Otl Aicher was the director of the "Hochschule für Gestaltung" in Ulm, which in the beginning was leaning heavily towards the Bauhaus and, over the time, developed own design principles, now famously known as "The Ulm Model".
Together with his colleagues, Otl Aicher designed the corporate identity of Lufthansa and was involved in product design for the electrical appliance company Braun. The HfG defined what we call today "Visual Communication"
After the Ulmer Hochschule für Gestaltung had to be closed for political reasons, Otl Aicher was commissioned as the head designer for the Olympic Games 1972 in Munich. This was - in the eyes of the design community - his biggest achievement, as these were the first Olympic Games in Germany after Hitler's 1936 Games in Berlin. Aicher had to create an image that had to correct everything the image of the Berlin Games had presented to the world.
The pictograms he developed as part of the Olympic design are stillin use worldwide today.
Later on he created Corporate Identities for institutions and banks like ZDF, Dresdner Bank, Sparkasse and Westdeutsche Landesbank, Munich Airport, Deutsche Airbus.
His font Rotis, developed in 1988, is today one of the world's best known and recognized fonts.
Just by coincidence some of my teachers at Uni and my first employer were students of Aicher and huge fans of his meticulous and exact designs.
His specific way to utilise grids and to work with white space became pretty soon second nature to us.
I remember, that in my first job after uni, when we worked on brochures for Deutsche Airbus/Aerospace, my boss flew regularly from the North of Germany to Rotis in the South to have Otl Aicher checked the artwork and to give us his OK (not always easy to get).
For those early brochures we were only allowed to use the colours red and black - full colour came only later. The planes for example were drawn by hand and angles had to be on 45º. And we could be sure that each time Aicher would find elements which were one millimeter out of line within seconds.
Deutsche Aerospace/Airbus brochures, 1990/91
I'm using more colour today and I can't always implement Aichers strict design rules, but I am still fascinated by his work and his way of thinking.

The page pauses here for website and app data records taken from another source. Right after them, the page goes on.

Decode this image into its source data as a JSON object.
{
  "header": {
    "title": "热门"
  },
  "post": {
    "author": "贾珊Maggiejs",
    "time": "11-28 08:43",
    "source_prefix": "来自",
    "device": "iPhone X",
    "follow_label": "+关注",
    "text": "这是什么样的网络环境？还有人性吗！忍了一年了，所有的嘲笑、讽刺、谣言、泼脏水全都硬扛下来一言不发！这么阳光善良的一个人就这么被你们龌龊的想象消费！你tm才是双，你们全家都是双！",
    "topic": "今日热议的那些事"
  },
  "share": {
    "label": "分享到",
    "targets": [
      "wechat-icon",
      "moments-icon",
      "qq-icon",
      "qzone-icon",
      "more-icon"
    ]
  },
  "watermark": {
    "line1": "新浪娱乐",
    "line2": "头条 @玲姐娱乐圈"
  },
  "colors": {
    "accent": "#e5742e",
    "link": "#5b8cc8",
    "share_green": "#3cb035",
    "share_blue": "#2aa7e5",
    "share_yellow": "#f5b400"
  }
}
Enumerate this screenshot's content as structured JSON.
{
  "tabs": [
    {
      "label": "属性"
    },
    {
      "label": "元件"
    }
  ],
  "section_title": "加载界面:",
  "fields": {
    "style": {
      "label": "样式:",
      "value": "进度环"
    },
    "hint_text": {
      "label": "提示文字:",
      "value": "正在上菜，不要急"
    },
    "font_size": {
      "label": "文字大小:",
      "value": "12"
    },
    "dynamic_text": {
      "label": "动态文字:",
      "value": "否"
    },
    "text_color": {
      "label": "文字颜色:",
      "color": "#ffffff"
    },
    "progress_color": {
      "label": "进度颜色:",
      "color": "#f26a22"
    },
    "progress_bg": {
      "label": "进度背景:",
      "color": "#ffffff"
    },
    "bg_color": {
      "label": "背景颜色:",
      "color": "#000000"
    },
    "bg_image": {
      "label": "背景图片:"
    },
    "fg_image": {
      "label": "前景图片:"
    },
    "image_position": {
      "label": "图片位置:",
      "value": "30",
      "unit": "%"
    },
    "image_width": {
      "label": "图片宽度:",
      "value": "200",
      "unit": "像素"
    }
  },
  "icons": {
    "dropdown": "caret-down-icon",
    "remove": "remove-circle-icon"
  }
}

PS: I just got send this link which shows London's design consultancy Bibliothèque's collection of Aicher's 72 Olympics work: